After much drinking of tea and several ounces of Old H being consumed in endless little meetings, we have a solution to the problem. Did I mention the problem? Oh, well... When the AoP was first founded by John Hirst, Pete Smith, John Coyne and others the PS accepted the legal reality - they just couldn't stop it happening. For the first time in British penal history, HQ had to find a means of dealing with organising prisoners that didn't involve harassment or brutality. And so lines of negotiations were opened and it looked as if the PS were going to be sensible, just for once.

But no. Obviously. They then put out PSO 4480, which told governors that they could ignore us. It also created the stumbling block that has had us scratching our heads for the last year. The PS claims that we cannot have a national association, because prisoners just don't have enough common interests.

We hummed. We ahaad. We smoked, drank, argued and banged our heads off many brick walls. Until we found this solution - ignore HQ.

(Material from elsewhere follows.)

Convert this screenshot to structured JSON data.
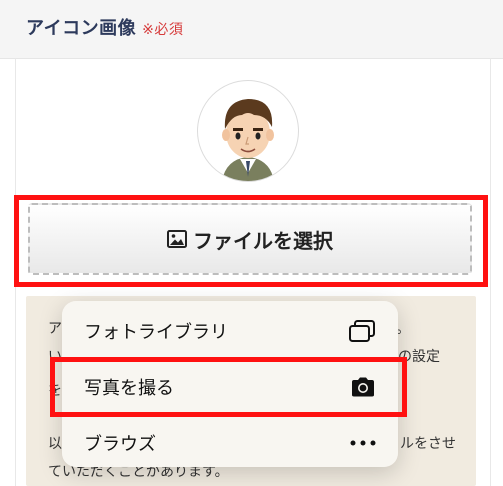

We don't care what HQ says. It's as simple as that. Article 11 of the ECHR says we can have an association and so we damn well will. Of course HQ doesn't want to see that happen; they have always hated the idea of cons having any sort of voice, let alone an organised one. Well, tough. We are here and here we stay.

We have written to the DG to tell him that we are going national, recruiting members and encouraging prisoners across the country to set up branches in their prison.

Instead of us wondering how to deal with HQ, we decided to act and then let HQ decide how to deal with us. And we expect a bit of grumbling, a bit of fancy footwork, and we won't be surprised if they formally ban the AoP. We would welcome the legal fight -that way we can get them into court and skewer them properly.
The idea that prisoners don't have common interests is barking mad. Whilst prisoners come in all sorts of shapes and sizes, colours and creeds, genital arrangements and so on, we all share common burdens. We are all prisoners.

The PS is a national service, not a loose collective of individual fiefdoms. We all live by the Prison Rules and Prison Service Orders. These instruments increase the weight and depth of the burdens felt by every prisoner no matter in what location or category. When the Minister of Justice has a bad day, we all feel the consequences.

That the only, the best, argument that HQ has against the AoP is a claim that prisoners don't have common interests only reveals the desperate corner that they are in. They don't get to decide if prisoners have common interests - prisoners get to decide that. They cannot stop cons organising; that is the law. As long as we don't go around trying to overthrow the system, if they ban us then they will face the legal consequences.